Earth’s surface takes ten years to increase in temperature by one half degree Celsius. Measurements which can reliably document that rate of increase are difficult to achieve. In the upper levels of the atmosphere the changes are much more evident. In the course of ten years, warming at the surface leads to cooling of up to five or even ten degrees Celsius in the mesosphere—a layer of the atmosphere found at altitudes between 50 and 80 kilometres. Changes in the climate and their effects can therefore be reliably identified more rapidly. At the research station’s DLR laboratory Germany’s minister of the environment familiarized herself with the technology being employed.
Bittner and his team operate an exceptional "atmosphere thermometer" on Zugspitze mountain: the GRIPS infrared spectrometer (Ground-based Infrared P-branch Spectrometer) and an imaging infrared camera trigger measurements at minute intervals, night for night. Atmospheric illumination at the edge of outer space, so-called "airglow", emits characteristic infrared radiation. Scientists can read this radiation like a fingerprint. Excited hydroxyl molecules (OH) produce a signature that permits conclusions about the temperature prevailing there.
The high-alpine location of Schneefernerhaus facilitates precise measurements without light pollution from streetlights or other types of artificial illumination. Worldwide, GRIPS measurements are made at a total of eleven locations, from Tel Aviv in Israel to the Neumeyer research station in the Antarctic.
Faster detection of natural hazards
GRIPS data are used not only for climate monitoring but also to quickly detect natural hazards. This application also aroused the interest of Environmental Minister Hendricks. The latest DLR research shows that tsunami and earthquakes generate infrasound, in each case with a characteristic temperature signature.

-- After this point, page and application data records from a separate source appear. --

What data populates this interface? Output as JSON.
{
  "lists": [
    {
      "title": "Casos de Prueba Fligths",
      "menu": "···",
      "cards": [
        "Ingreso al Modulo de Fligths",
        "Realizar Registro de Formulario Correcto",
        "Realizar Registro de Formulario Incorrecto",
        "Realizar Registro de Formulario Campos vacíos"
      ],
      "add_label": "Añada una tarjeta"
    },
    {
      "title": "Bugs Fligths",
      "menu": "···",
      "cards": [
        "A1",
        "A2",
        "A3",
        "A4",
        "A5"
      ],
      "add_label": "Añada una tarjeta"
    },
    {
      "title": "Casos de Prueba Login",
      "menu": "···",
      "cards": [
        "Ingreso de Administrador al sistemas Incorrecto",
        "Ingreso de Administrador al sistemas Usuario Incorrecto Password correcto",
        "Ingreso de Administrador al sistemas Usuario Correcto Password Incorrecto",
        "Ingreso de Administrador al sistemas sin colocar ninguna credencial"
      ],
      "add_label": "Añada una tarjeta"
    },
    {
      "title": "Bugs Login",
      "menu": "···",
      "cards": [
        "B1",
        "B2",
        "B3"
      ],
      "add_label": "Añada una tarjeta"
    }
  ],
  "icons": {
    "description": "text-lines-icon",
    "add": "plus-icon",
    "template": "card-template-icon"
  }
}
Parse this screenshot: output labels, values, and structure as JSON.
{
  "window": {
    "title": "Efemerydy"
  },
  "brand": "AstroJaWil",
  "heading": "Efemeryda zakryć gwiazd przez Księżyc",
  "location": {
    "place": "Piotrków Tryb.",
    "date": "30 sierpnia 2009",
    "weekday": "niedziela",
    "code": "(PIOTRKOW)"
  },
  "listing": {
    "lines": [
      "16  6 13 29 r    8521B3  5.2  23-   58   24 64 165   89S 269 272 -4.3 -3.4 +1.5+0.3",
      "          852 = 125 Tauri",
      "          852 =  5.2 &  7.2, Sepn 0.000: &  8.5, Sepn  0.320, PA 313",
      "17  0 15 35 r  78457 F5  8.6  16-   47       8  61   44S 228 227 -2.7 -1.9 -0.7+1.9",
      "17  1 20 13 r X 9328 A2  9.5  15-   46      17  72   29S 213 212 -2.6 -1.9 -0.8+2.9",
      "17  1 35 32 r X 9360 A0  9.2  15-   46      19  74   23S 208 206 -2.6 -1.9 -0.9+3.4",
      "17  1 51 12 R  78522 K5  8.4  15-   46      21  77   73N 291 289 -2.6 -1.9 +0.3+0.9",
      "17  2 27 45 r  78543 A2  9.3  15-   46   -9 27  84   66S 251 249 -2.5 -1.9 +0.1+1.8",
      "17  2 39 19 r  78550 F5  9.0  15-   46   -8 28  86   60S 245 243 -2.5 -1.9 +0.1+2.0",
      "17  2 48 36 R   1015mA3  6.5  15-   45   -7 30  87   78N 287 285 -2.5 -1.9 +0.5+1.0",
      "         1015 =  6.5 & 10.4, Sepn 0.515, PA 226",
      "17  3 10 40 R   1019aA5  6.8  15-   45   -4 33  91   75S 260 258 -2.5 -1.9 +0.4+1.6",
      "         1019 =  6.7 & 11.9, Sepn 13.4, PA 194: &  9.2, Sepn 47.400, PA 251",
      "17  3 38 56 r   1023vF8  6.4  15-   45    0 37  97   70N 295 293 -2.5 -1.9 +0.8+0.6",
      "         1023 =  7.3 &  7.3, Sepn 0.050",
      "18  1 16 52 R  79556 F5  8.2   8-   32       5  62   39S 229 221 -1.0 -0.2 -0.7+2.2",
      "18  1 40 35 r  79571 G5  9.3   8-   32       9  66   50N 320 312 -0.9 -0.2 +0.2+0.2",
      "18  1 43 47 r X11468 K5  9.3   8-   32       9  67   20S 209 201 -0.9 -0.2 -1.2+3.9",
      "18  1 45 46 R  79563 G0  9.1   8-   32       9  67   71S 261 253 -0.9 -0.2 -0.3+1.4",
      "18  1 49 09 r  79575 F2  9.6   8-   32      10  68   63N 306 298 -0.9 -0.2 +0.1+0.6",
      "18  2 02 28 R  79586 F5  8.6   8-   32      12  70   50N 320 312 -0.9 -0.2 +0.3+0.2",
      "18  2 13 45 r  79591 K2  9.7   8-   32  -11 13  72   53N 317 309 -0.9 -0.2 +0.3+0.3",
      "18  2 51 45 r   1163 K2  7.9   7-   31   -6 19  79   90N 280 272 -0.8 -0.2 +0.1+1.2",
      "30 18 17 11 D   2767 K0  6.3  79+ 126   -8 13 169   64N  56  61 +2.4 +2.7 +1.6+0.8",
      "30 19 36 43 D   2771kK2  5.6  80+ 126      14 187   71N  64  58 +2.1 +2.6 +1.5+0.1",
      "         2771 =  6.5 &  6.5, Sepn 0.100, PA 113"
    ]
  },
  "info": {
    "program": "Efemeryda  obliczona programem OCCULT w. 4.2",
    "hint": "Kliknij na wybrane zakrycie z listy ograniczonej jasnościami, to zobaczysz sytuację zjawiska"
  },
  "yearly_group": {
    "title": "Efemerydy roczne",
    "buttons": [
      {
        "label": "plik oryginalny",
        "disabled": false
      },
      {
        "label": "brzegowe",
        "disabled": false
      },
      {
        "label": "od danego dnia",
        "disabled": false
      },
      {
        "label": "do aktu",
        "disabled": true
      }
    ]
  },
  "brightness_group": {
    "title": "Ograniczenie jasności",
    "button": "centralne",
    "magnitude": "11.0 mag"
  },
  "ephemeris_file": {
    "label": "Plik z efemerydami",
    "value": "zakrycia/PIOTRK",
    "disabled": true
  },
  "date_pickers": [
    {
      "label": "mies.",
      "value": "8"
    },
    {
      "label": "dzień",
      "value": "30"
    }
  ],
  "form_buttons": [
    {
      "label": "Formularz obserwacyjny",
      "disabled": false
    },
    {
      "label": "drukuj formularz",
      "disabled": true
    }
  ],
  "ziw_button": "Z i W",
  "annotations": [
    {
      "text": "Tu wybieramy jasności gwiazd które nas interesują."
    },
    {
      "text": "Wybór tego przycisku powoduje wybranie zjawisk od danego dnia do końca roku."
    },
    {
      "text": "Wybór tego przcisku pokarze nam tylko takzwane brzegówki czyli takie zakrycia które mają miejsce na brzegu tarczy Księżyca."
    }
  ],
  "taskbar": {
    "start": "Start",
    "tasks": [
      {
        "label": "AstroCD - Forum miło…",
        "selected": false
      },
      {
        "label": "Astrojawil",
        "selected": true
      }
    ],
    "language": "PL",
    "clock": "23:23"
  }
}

The sound from such events ascends into the atmosphere and spreads out like a pressure wave. Air is compressed and expanded, and with each meter of altitude the air density decreases exponentially. These phenomena modify the temperature fluctuation of the atmosphere, and at an altitude around 100 kilometres this fluctuation can be considerable. The DLR scientists have found out, for example, that tsunami cause the airglow of the mesopause to "flicker".
Temperature disturbances of a mere tenth of a degree at the surface of the ocean lead to fluctuations in the upper mesosphere of some ten degrees, a disturbance that can easily be confirmed by GRIPS. Measurements with the customized infrared spectrometer should also contribute to improving meteorological forecast models. For example, heavy rainstorms that may cause flooding can already be reliably forecast two to three weeks in advance, instead of today’s three to five-day prognosis.
Using GRIPS to investigate earthquake and volcanic activity is an innovative approach. For some time, GRIPS measurements have therefore been collected on Mount Etna in Italy and in the Georgian Caucasus for that purpose. But this by no means exhausts the list of promising research topics and possible applications. Bittner adds, "We want to carry out measurements also from space in the future. So we are continuing to develop the GRIPS system at Schneefernerhaus Environmental Research Station for installation on satellites." Then the future development of the climate will also become visible from above for researchers of the atmosphere.
About the research station
The Schneefernerhaus Environmental Research Station (UFS) is the "virtual institute" of a science consortium under the aegis of the Bavarian Ministry of the Environment and Consumer Protection. The ten consortium partners are the German Aerospace Center (DLR), Germany's national meteorological service Deutsche Wetterdienst (DWD), Helmholtz Zentrum München (HMGU), Karlsruhe Institute of Technology (KIT), Ludwig-Maximilians-Universität München (LMU), Max Planck Society Munich (MPG), Technische Universität München (TUM), Augsburg University (UAU), Umweltbundesamt (UBA) and the Free State of Bavaria. The infrastructure of the alpine research station is managed by the operating company UFS GmbH.